I haven't seen the original, but I found a reference to it on pages 64-65 of Robert R. Rathbone, Communicating Technical Information, A Guide to Current Uses and Abuses in Scientific and Engineering Writing, Addison-Wesley Publishing Company, Reading MA, 1966. The following appeared in "The Turbo-Encabulator in Industry," by J. H. Quick, in Student's Quarterly Journal, Institution of Electrical Engineers, London, 1944.
Rathbone's quotation differs slightly from the following:
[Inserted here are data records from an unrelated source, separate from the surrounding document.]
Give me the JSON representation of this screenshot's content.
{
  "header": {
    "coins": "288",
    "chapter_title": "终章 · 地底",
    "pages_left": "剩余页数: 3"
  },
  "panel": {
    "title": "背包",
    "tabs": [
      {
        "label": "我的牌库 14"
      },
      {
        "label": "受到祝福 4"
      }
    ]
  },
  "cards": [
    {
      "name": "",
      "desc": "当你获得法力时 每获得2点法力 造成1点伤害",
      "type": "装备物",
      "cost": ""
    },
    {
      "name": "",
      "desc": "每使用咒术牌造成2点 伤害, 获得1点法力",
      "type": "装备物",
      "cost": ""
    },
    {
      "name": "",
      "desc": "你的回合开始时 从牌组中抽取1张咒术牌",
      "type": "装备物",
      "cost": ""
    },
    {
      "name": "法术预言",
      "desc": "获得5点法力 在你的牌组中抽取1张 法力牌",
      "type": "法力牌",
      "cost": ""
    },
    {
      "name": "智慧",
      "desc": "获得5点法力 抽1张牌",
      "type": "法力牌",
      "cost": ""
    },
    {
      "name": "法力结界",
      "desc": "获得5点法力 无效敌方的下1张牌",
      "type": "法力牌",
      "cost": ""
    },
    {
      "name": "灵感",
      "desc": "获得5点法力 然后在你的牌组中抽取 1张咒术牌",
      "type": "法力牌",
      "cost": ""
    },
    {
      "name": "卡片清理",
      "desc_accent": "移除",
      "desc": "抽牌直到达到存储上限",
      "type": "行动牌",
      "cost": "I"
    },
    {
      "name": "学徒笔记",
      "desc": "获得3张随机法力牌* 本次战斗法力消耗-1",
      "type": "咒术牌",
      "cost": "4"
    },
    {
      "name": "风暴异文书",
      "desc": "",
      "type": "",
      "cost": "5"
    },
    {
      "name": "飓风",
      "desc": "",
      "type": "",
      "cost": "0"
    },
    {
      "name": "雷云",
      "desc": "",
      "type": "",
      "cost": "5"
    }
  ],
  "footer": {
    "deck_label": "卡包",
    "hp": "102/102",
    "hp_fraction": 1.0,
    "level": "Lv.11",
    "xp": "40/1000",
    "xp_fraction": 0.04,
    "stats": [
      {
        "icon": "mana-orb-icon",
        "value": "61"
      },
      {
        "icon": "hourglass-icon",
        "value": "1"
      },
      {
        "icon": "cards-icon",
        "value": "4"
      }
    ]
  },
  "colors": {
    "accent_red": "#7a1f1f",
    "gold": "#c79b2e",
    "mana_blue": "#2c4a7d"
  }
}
Date: 21 Jun 93 04:31:27 EDT (Mon) From: firstname.lastname@example.org (Lindsay Cleveland) Subject: cutie To: spaf Contributed by: hp-pcd!jimd The Turbo Encabulator This article appeared in a mechanical trade journal around 1945. My grandfather, editor of the Welder's Digest, kept it in his scrap- book. Nobody knows who wrote it. For a number of years work has been proceeding in order to bring perfection to the crudely conceived idea of a machine that would not only supply inverse reactive current for use in unilateral phase detractors, but would also be capable of automatically synchronizing cardinal grammeters. Such a machine is the "Turbo-Encabulator." Basically, the only new principle involved is that instead of power being generated by the relative motion of conductors and fluxes, it is produced by the modial interaction of magneto-reluctance and capacitive directance. The original machine had a base-plate of pre-fabulated amulite, surmounted by a malleable logarithmic casing in such a way that the two spurving bearings were in a direct line with the pentametric fan. The latter consisted simply of six hydrocoptic marzelvances, so fitted to the ambifacient lunar waneshaft that side fumbling was effectively prevented. The main winding was of the normal lotus-o-delta type placed in panendermic semi-boloid slots in the stator, every seventh conductor being connected by a non-reversible tremie pipe to the differential girdlespring on the "up" end of the grammeters. Electrical engineers will appreciate the difficulty of nubing together a regurgitative purwell and a supramitive wennel-sprocket. Indeed, this proved to be a stumbling block to further development until, in 1942, it was found that the use of anhydrous nangling pins enabled a kryptonastic bolling shim to be tankered. The early attempts to construct a sufficiently robust spiral decommutator failed largely because of a lack of appreciation of the large quasi-piestic stresses in the gremlin studs; the latter were specially designed to hold the roffit bars to the spamshaft. When, however, it was discovered that wending could be prevented by a simple addition to the living sockets, almost perfect running was secured. The operating point is maintained as near as possible to the h.f. rem peak by constantly fromaging the bitumogenous spandrels. This is a distinct advance on the standard nivel-sheave in that no dramcock oil is required after the phase detractors have been remissed. Undoubtedly, the turbo-encabulator has now reached a very high level of technical development. It has been successfully used for operating nofer trunnions. In addition, whenever a barescent skor motion is required, it may be employed in conjunction with a drawn reciprocating dingle arm to reduce sinusoidal depleneration.